Post your ciphertext on the discord channel #ciphertexts, along with the key.
Choose the most recent user’s post (besides yours) from #ciphertexts, and decrypt it (by hand).
Post the answer in the form “So-and-so thinks the coolest math is….”. Use discord’s “spoiler” feature to hide your answer, in case other students want to practice, or end up using the same ciphertext (this never works quite perfectly).
Suppose you eavesdrop on your little sister’s communications, and she is using affine cipher. Her ciphertext is CRWWZ. You know she starts every message she writes with “HA” (she’s weird that way). Decrypt the message. Explain how you did it.
Come up with the fastest way to compute $3^{519}$ modulo $11$ by hand. That is, count the multiplications you need to do, and try to minimize that number. It should be doable by hand (i.e., don’t do 500+ multiplications!!) (Hint: think back to our puzzle at the end of class.)
Hand items #4,5 in on canvas as your record for today’s daily post.
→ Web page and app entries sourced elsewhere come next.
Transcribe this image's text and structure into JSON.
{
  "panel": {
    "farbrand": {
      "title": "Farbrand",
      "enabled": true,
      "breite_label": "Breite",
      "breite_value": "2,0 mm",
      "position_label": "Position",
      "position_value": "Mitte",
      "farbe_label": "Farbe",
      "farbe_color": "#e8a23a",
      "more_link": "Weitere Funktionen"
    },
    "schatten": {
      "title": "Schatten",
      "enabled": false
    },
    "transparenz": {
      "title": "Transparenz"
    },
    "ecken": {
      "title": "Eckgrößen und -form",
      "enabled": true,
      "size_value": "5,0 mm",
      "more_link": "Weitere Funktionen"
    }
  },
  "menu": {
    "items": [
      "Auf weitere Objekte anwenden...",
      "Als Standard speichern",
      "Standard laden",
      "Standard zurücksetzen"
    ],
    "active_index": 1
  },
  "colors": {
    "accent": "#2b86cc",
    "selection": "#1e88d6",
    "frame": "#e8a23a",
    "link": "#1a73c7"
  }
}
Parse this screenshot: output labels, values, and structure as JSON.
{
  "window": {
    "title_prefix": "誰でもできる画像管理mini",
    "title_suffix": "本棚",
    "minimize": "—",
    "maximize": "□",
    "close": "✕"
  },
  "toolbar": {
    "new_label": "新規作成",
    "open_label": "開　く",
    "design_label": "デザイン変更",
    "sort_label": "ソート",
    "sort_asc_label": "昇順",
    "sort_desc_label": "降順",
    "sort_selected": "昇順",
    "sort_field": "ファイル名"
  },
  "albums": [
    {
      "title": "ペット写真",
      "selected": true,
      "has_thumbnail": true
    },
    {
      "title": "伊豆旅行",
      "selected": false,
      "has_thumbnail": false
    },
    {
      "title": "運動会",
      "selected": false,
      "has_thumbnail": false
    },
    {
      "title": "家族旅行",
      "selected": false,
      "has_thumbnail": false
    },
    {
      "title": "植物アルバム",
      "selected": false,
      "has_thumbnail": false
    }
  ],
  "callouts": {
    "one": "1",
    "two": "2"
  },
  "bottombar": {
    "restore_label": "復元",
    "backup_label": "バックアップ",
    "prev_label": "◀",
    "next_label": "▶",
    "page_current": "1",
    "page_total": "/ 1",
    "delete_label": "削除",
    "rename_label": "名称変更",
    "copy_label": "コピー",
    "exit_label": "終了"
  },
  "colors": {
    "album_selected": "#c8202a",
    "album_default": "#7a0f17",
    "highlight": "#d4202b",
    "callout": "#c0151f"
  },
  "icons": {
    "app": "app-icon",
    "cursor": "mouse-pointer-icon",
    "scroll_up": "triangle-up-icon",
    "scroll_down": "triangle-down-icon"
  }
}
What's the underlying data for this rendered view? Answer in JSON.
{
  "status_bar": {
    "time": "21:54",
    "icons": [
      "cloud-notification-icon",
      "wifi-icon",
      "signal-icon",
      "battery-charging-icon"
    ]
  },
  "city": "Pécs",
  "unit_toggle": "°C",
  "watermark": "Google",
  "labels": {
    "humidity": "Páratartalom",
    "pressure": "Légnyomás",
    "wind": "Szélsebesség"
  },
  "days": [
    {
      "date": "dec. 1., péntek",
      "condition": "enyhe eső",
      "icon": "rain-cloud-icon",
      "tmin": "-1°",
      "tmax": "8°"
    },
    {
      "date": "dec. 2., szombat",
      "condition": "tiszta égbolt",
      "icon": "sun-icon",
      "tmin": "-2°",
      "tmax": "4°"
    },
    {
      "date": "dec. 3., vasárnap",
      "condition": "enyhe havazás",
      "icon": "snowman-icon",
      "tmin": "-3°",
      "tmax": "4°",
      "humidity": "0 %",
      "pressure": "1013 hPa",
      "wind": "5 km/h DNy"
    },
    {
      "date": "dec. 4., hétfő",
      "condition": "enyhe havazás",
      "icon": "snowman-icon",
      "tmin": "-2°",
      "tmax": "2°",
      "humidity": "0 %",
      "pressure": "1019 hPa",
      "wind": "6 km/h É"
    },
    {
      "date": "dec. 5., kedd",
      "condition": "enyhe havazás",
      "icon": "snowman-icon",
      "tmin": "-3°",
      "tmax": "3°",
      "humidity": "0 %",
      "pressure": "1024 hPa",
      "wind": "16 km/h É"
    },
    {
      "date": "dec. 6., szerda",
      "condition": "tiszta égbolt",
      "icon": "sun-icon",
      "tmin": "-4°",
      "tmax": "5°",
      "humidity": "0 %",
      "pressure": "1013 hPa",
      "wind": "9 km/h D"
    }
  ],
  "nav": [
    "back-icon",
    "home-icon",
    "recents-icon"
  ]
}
The following video (17:26) I made discusses the proof of our “main theorem” from today that multiplication and addition “work” mod n. The goal of this video for you, here and now, is to understand why it works, and how math formalism guarantees the math we are using is “safe and correct”. If time remains, watch this; otherwise save for later when you have time.